We also understand that some people who read our articles, but have never attended our classes or who do not know us personally, might be skeptical. We often contradict very common modes of tango instruction. Our goal in writing these articles is not to say that there is a right or wrong way of learning and teaching tango. Indeed, it is quite the opposite. We feel that being exposed to a variety of teaching approaches is crucial in becoming a well-rounded dancer. It is very likely that the synthesis of several different instructors teaching the same thing, each in different ways, finally creates the connections that a student needs to learn a concept.
Bad posture is a common problem.
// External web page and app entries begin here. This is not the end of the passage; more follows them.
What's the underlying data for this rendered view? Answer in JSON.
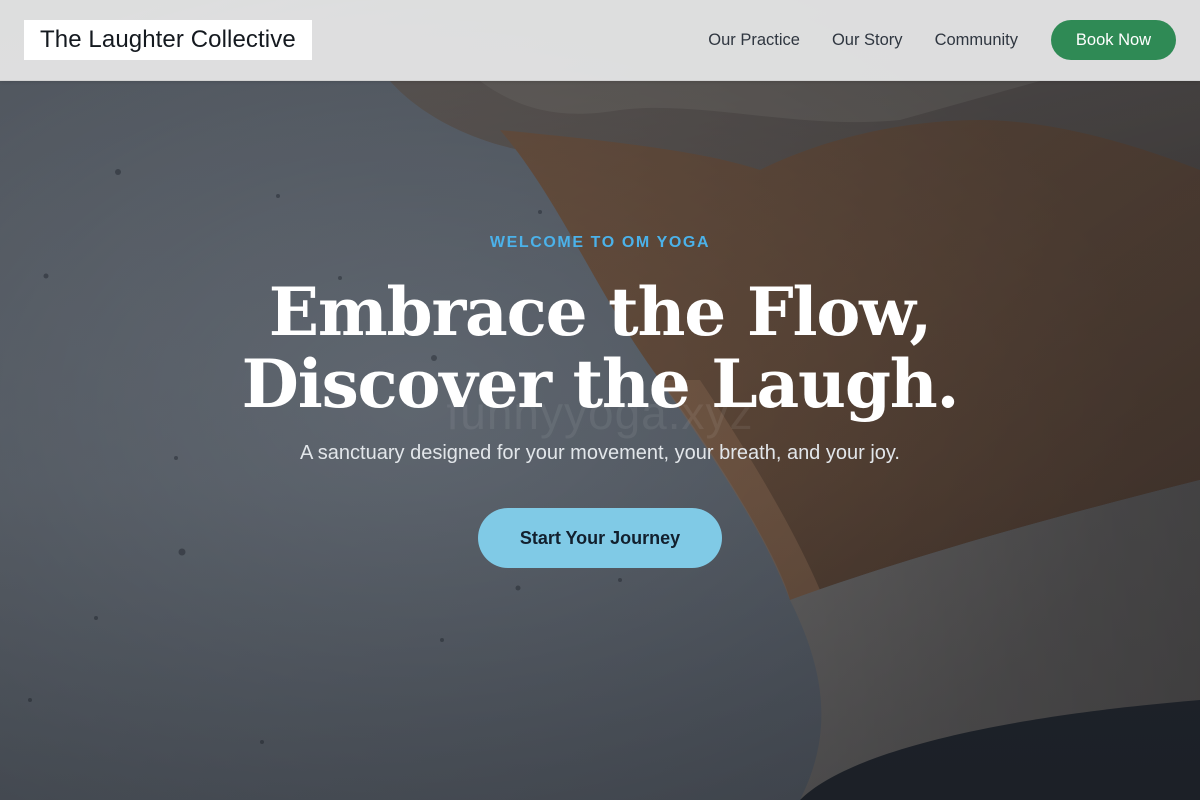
{
  "header": {
    "logo_text": "The Laughter Collective",
    "nav": [
      {
        "label": "Our Practice"
      },
      {
        "label": "Our Story"
      },
      {
        "label": "Community"
      }
    ],
    "book_button": "Book Now"
  },
  "hero": {
    "eyebrow": "WELCOME TO OM YOGA",
    "headline_line1": "Embrace the Flow,",
    "headline_line2": "Discover the Laugh.",
    "subheadline": "A sanctuary designed for your movement, your breath, and your joy.",
    "cta_label": "Start Your Journey",
    "watermark": "funnyyoga.xyz"
  },
  "colors": {
    "accent_green": "#2f8a55",
    "eyebrow_blue": "#4bb2ea",
    "cta_blue": "#80cae6",
    "header_bg": "#e8e8e8"
  }
}
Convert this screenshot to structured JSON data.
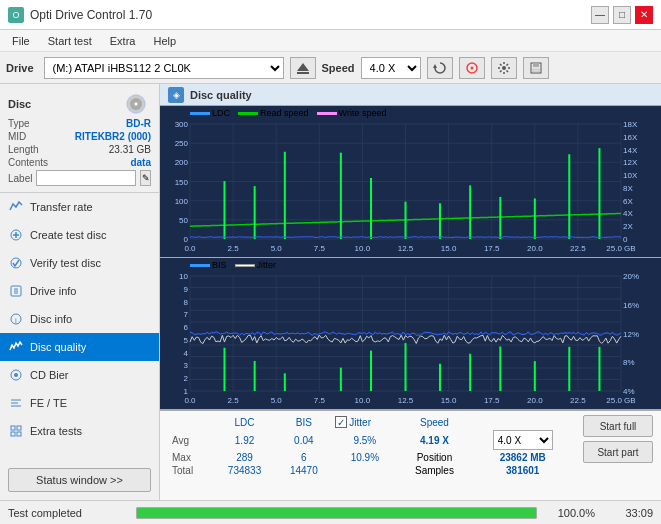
{
  "app": {
    "title": "Opti Drive Control 1.70",
    "icon": "O"
  },
  "titlebar": {
    "minimize": "—",
    "maximize": "□",
    "close": "✕"
  },
  "menubar": {
    "items": [
      "File",
      "Start test",
      "Extra",
      "Help"
    ]
  },
  "drivebar": {
    "drive_label": "Drive",
    "drive_value": "(M:) ATAPI iHBS112  2 CL0K",
    "speed_label": "Speed",
    "speed_value": "4.0 X"
  },
  "disc": {
    "section_label": "Disc",
    "type_label": "Type",
    "type_value": "BD-R",
    "mid_label": "MID",
    "mid_value": "RITEKBR2 (000)",
    "length_label": "Length",
    "length_value": "23.31 GB",
    "contents_label": "Contents",
    "contents_value": "data",
    "label_label": "Label"
  },
  "nav": {
    "items": [
      {
        "id": "transfer-rate",
        "label": "Transfer rate",
        "active": false
      },
      {
        "id": "create-test-disc",
        "label": "Create test disc",
        "active": false
      },
      {
        "id": "verify-test-disc",
        "label": "Verify test disc",
        "active": false
      },
      {
        "id": "drive-info",
        "label": "Drive info",
        "active": false
      },
      {
        "id": "disc-info",
        "label": "Disc info",
        "active": false
      },
      {
        "id": "disc-quality",
        "label": "Disc quality",
        "active": true
      },
      {
        "id": "cd-bier",
        "label": "CD Bier",
        "active": false
      },
      {
        "id": "fe-te",
        "label": "FE / TE",
        "active": false
      },
      {
        "id": "extra-tests",
        "label": "Extra tests",
        "active": false
      }
    ],
    "status_window_label": "Status window >>"
  },
  "quality": {
    "title": "Disc quality",
    "legend": {
      "ldc_label": "LDC",
      "ldc_color": "#0000ff",
      "read_label": "Read speed",
      "read_color": "#00cc00",
      "write_label": "Write speed",
      "write_color": "#ff00ff",
      "bis_label": "BIS",
      "bis_color": "#0000ff",
      "jitter_label": "Jitter",
      "jitter_color": "#ffffff"
    }
  },
  "stats": {
    "headers": [
      "LDC",
      "BIS",
      "",
      "Jitter",
      "Speed"
    ],
    "avg_label": "Avg",
    "max_label": "Max",
    "total_label": "Total",
    "ldc_avg": "1.92",
    "ldc_max": "289",
    "ldc_total": "734833",
    "bis_avg": "0.04",
    "bis_max": "6",
    "bis_total": "14470",
    "jitter_avg": "9.5%",
    "jitter_max": "10.9%",
    "jitter_total": "",
    "speed_label": "Speed",
    "speed_value": "4.19 X",
    "position_label": "Position",
    "position_value": "23862 MB",
    "samples_label": "Samples",
    "samples_value": "381601",
    "speed_dropdown": "4.0 X",
    "jitter_checked": true,
    "jitter_check_label": "Jitter"
  },
  "buttons": {
    "start_full": "Start full",
    "start_part": "Start part"
  },
  "statusbar": {
    "status_text": "Test completed",
    "progress": 100,
    "progress_text": "100.0%",
    "time_text": "33:09"
  }
}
I recently gave a weekly challenge to create awareness of our posture, “Scrunch your shoulders, fix your posture!”. The exercise is specifically targeted at slouched shoulders and a forward head posture. After posting it, I received a few emails from tango dancers and non-dancers, all thanking me for the reminder. Many said that this particular exercise is something they’ve been told to do. As I was writing this article, it came time for another body awareness challenge, so I posted “Balance your head!”, which generated even more feedback. Clearly, bad posture is a problem that many of us are struggling with.
The questionable argument is that, in the beginning, leaders have a steeper learning curve than followers.
In the process of my own learning, and now, again as we are helping new beginners to learn tango, I am questioning the way many of us have been taught and the perspectives that new dancers have, or are taught to have, shortly after they begin learning Argentine tango.
To teach well is to question thoroughly
Yesterday, a lovely and inspiring woman, Sasha Cagen, from the San Francisco area wrote us, inquiring about our ways of teaching tango movement after having attended TangoBreath when she visited Asheville this summer. Eric and I were perplexed at first about how to respond. Explaining how to teach is a giant step from actually teaching. There are so many subtle ways in which our teaching, and learning, has evolved in TangoBreath, from a word we might use to a way in which we physically adjust people. And there is so much, still, for us to learn.